Not something I'd imagine to be possible or even desirable, but here I am. In the middle of one, and having gone through a few before. And I have mixed feelings. It is truly a surreal experience. Incredibly alien to me, and I'm having a hard time processing it. This all feels incomplete, and I hope this act of writing makes it clearer for myself.
I don't think the subject matter is relevant. These Toastmasters conferences are, of course, public speaking conferences. Even on zoom, all the public speaking rituals work great! These people should be in front of crowds of hundreds of eyeballs, yet in front of a camera they sweat all the same. One can see on each of their faces the skill and comfort of their trade, as if they were on a real stage.
No. Public speaking online is not the issue. I still get touched by your speeches, you're still feeling whatever pressure you need to feel when delivering them. Public speaking online works.
It's not the workshops or the contests. Online workshops have been functional for many years now. And contests still deliver a great show, with the same quality as ever.
The lack of networking may be it. Yet, I have no problem with understanding this would be missing. It makes sense that idle time would be... truly idle. And I have no problem with that. My introverted side is not worried, and is content to resume networking when it will be possible.
What I feel confuses me the most is the struggle to fit them all in a package. The moderation which tries to turn optimistic by claiming "this would be a great event because it will be one of a kind" with disbelief. All the while proceeding to try and imitate the things which worked on a 2 day hotel retreat which only partially translate online?
Something in this wrapping doesn't hold when a one hour break for lunch is just like a regular walk to the kitchen. Moreover, none of this is specific to one event or another. A conference I've attended doesn't feel more comfortable with itself being online than any other. It is as if effort goes into hiding the fact that we are online.
Online congregations don't have to be that. Gamers can enjoy being online for hours on end campaigning against rival clans and having fun in both small and large groups. All the while networking and bursting into random conversations.

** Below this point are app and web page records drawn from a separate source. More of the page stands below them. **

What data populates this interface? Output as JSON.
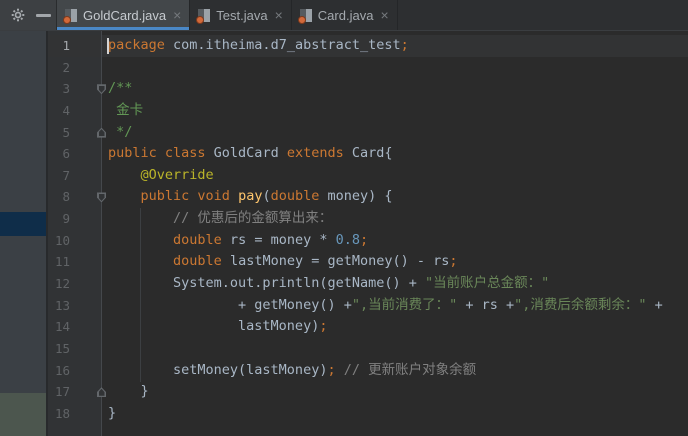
{
  "colors": {
    "editor_bg": "#2b2b2b",
    "gutter_bg": "#313335",
    "caret_line_bg": "#323334",
    "tab_active_underline": "#4a88c7",
    "panel_strip_bg": "#3b4045",
    "panel_strip_selection_blue": "#0f2d49",
    "panel_strip_band_green": "#4c564e",
    "keyword_orange": "#cc7832",
    "string_green": "#6a8759",
    "doc_comment_green": "#629755",
    "line_comment_gray": "#808080",
    "number_blue": "#6897bb",
    "annotation_yellow": "#bbb529",
    "method_yellow": "#ffc66d"
  },
  "topbar": {
    "icons": [
      {
        "name": "gear-icon"
      },
      {
        "name": "hide-panel-icon"
      }
    ],
    "tabs": [
      {
        "label": "GoldCard.java",
        "close": "×",
        "active": true
      },
      {
        "label": "Test.java",
        "close": "×",
        "active": false
      },
      {
        "label": "Card.java",
        "close": "×",
        "active": false
      }
    ]
  },
  "editor": {
    "caret_line": 1,
    "lines": [
      {
        "n": "1",
        "fold": null,
        "current": true,
        "segs": [
          {
            "t": "package ",
            "c": "kw"
          },
          {
            "t": "com.itheima.d7_abstract_test",
            "c": "fg"
          },
          {
            "t": ";",
            "c": "kw"
          }
        ]
      },
      {
        "n": "2",
        "fold": null,
        "current": false,
        "segs": []
      },
      {
        "n": "3",
        "fold": "down",
        "current": false,
        "segs": [
          {
            "t": "/**",
            "c": "doc"
          }
        ]
      },
      {
        "n": "4",
        "fold": null,
        "current": false,
        "segs": [
          {
            "t": " 金卡",
            "c": "doc"
          }
        ]
      },
      {
        "n": "5",
        "fold": "up",
        "current": false,
        "segs": [
          {
            "t": " */",
            "c": "doc"
          }
        ]
      },
      {
        "n": "6",
        "fold": null,
        "current": false,
        "segs": [
          {
            "t": "public class ",
            "c": "kw"
          },
          {
            "t": "GoldCard ",
            "c": "fg"
          },
          {
            "t": "extends ",
            "c": "kw"
          },
          {
            "t": "Card{",
            "c": "fg"
          }
        ]
      },
      {
        "n": "7",
        "fold": null,
        "current": false,
        "segs": [
          {
            "t": "    ",
            "c": "fg"
          },
          {
            "t": "@Override",
            "c": "ann"
          }
        ]
      },
      {
        "n": "8",
        "fold": "down",
        "current": false,
        "segs": [
          {
            "t": "    ",
            "c": "fg"
          },
          {
            "t": "public void ",
            "c": "kw"
          },
          {
            "t": "pay",
            "c": "meth"
          },
          {
            "t": "(",
            "c": "fg"
          },
          {
            "t": "double",
            "c": "kw"
          },
          {
            "t": " money) {",
            "c": "fg"
          }
        ]
      },
      {
        "n": "9",
        "fold": null,
        "current": false,
        "segs": [
          {
            "t": "        // 优惠后的金额算出来：",
            "c": "cmt"
          }
        ]
      },
      {
        "n": "10",
        "fold": null,
        "current": false,
        "segs": [
          {
            "t": "        ",
            "c": "fg"
          },
          {
            "t": "double ",
            "c": "kw"
          },
          {
            "t": "rs = money * ",
            "c": "fg"
          },
          {
            "t": "0.8",
            "c": "num"
          },
          {
            "t": ";",
            "c": "kw"
          }
        ]
      },
      {
        "n": "11",
        "fold": null,
        "current": false,
        "segs": [
          {
            "t": "        ",
            "c": "fg"
          },
          {
            "t": "double ",
            "c": "kw"
          },
          {
            "t": "lastMoney = getMoney() - rs",
            "c": "fg"
          },
          {
            "t": ";",
            "c": "kw"
          }
        ]
      },
      {
        "n": "12",
        "fold": null,
        "current": false,
        "segs": [
          {
            "t": "        System.out.println(getName() + ",
            "c": "fg"
          },
          {
            "t": "\"当前账户总金额：\"",
            "c": "str"
          }
        ]
      },
      {
        "n": "13",
        "fold": null,
        "current": false,
        "segs": [
          {
            "t": "                + getMoney() +",
            "c": "fg"
          },
          {
            "t": "\",当前消费了：\"",
            "c": "str"
          },
          {
            "t": " + rs +",
            "c": "fg"
          },
          {
            "t": "\",消费后余额剩余：\"",
            "c": "str"
          },
          {
            "t": " +",
            "c": "fg"
          }
        ]
      },
      {
        "n": "14",
        "fold": null,
        "current": false,
        "segs": [
          {
            "t": "                lastMoney)",
            "c": "fg"
          },
          {
            "t": ";",
            "c": "kw"
          }
        ]
      },
      {
        "n": "15",
        "fold": null,
        "current": false,
        "segs": []
      },
      {
        "n": "16",
        "fold": null,
        "current": false,
        "segs": [
          {
            "t": "        setMoney(lastMoney)",
            "c": "fg"
          },
          {
            "t": ";",
            "c": "kw"
          },
          {
            "t": " // 更新账户对象余额",
            "c": "cmt"
          }
        ]
      },
      {
        "n": "17",
        "fold": "up",
        "current": false,
        "segs": [
          {
            "t": "    }",
            "c": "fg"
          }
        ]
      },
      {
        "n": "18",
        "fold": null,
        "current": false,
        "segs": [
          {
            "t": "}",
            "c": "fg"
          }
        ]
      }
    ]
  }
}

I mean no critique to any event I've been to per se, as I don't have a great answer on how the packaging can be made cohesive. I know not how to move from our familiar landscape to the online one. We've done a great job as a community with each individual element, but the whole still doesn't work. All I know is one day I may be in the organizer's shoes... and then, I wouldn't even be able to notice this perspective. Might as well think about it now.
EDIT: This post is about online events which last at least one day. For shorter events this confusion doesn't seem to manifest for me.